For industries regulated by the US Food and Drug Administration (FDA) and similar agencies in this era of increasing governmental scrutiny, the pace of change creates both opportunities and challenges. We offer a group of nationally recognized FDA lawyers and science professionals who know this field inside and out and offer creative, compelling solutions for our clients.
This week we are hosting our first Food Industry Roundtable, a forum for food company executives to discuss relevant topics related to the food and dietary supplement industry and to share practical advice on the latest legal trends. While the roundtable will cover a lot of ground, there will be a special focus on allergen cross-contamination and labeling issues; these are the largest source of recalls in the food industry, and the plaintiff’s bar is taking notice.
We spoke to FDA partners Robert Hibbert (DC) and Anthony Pavel (DC), as they were preparing for the event:
Who is speaking to the allergen cross-contamination topic?
Our guest is Dr. Steve Gendel, FDA’s allergen coordinator from 2010 to 2014, who will provide insight into FDA’s and FSIS’s current policies and offer some best practices to attendees such as testing and mitigation strategies. This is a major issue in our industry. Within the last several months, more than 700 different products have been recalled by more than 40 manufacturers because of spices contaminated with peanuts and almonds.

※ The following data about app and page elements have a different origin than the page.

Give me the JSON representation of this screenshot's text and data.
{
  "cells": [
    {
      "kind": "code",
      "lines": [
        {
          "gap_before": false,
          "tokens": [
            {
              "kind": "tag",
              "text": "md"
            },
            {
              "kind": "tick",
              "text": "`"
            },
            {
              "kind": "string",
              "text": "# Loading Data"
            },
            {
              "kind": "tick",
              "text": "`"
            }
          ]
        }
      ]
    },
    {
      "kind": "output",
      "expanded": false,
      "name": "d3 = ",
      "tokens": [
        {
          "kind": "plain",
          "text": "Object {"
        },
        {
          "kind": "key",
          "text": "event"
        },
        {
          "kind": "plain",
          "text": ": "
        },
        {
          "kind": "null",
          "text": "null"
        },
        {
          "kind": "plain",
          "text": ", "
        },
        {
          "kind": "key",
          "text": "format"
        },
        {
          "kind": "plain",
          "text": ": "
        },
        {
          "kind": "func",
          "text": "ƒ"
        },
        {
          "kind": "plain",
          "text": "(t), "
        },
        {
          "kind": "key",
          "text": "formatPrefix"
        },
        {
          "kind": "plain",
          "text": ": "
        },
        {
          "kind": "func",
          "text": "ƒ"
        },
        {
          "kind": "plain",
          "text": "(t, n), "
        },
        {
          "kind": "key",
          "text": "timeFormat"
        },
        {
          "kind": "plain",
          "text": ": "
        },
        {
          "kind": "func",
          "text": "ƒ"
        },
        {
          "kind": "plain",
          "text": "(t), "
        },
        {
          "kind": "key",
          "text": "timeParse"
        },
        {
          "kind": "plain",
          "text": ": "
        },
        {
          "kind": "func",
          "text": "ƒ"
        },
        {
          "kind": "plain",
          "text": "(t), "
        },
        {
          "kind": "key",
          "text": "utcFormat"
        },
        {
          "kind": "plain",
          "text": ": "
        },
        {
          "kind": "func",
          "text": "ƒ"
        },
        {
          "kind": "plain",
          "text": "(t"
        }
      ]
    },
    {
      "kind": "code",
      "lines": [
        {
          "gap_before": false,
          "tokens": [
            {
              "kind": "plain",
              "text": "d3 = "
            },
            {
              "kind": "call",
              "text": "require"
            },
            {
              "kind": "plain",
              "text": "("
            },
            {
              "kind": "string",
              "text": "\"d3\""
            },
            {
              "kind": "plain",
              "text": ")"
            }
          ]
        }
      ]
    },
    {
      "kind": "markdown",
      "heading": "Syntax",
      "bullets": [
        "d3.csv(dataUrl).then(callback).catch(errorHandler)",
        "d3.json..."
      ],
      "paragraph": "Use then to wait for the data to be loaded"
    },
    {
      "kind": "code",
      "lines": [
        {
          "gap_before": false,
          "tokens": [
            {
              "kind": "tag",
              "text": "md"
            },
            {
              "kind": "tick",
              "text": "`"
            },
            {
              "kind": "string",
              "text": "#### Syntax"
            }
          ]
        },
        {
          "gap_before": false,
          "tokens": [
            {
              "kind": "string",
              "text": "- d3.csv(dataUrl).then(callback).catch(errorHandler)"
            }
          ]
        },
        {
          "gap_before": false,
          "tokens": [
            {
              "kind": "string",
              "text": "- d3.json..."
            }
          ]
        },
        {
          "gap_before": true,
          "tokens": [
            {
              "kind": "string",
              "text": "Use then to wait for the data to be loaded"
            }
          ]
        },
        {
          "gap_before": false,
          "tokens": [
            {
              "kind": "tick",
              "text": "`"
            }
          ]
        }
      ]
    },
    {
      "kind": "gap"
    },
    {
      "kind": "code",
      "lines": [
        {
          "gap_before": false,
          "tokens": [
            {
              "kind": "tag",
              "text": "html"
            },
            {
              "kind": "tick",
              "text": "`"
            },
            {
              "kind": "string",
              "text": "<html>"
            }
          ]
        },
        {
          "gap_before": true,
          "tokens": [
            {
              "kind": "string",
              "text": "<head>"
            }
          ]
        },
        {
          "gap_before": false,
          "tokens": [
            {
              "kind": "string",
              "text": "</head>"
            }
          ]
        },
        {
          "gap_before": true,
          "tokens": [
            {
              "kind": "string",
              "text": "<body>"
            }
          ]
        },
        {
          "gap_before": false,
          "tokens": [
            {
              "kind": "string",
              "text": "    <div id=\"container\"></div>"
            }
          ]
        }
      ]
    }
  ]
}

What other legal issues do you see trending in this space?
The big shift that the food industry has been dealing with is consumer class action litigation involving a broad range of claims – from natural, to whole grain, to caloric content. There are a number of regulatory changes that could further increase exposure such as partially hydrogenated oils and added sugars. Companies need to be very vigilant with claims development and review practices.
Another big shift is the new food safety rules that FDA is finalizing – which are similar to the regulations USDA FSIS implemented a decade and a half ago. Part and parcel with all of these new rules are whistleblower claims, which were authorized in the Food Safety Modernization Act. We have already seen a number of food-safety-related whistleblower suits, and we expect these types of claims to increase when the food safety rules are finalized.
What are some best practices for clients regularly dealing with the FDA and other regulators?
In most specific product categories, a given manufacturer can work his way to any number of highly specific regulations, guidelines, and recommendations that will address his particular situation. But the general principles that apply across the board include the following: identify potential risk areas and specific strategies for dealing with them. Back that up with proper scientific support and ongoing documentation. Don’t let production concerns and other business realities overwhelm the focus upon food safety. Put together the right team of people with resources inside and outside the company as needed. Any company that can project these attributes to the FDA and other regulators is going to avoid most regulatory problems in the first place and survive the ones that do inevitably occur in good shape.
Since we’re on the subject of food, what is your go-to lunch?
The Morgan Lewis Cafeteria of course!
Interested in more?
Check out our team’s Well Done blog, a new source for food litigation and regulation.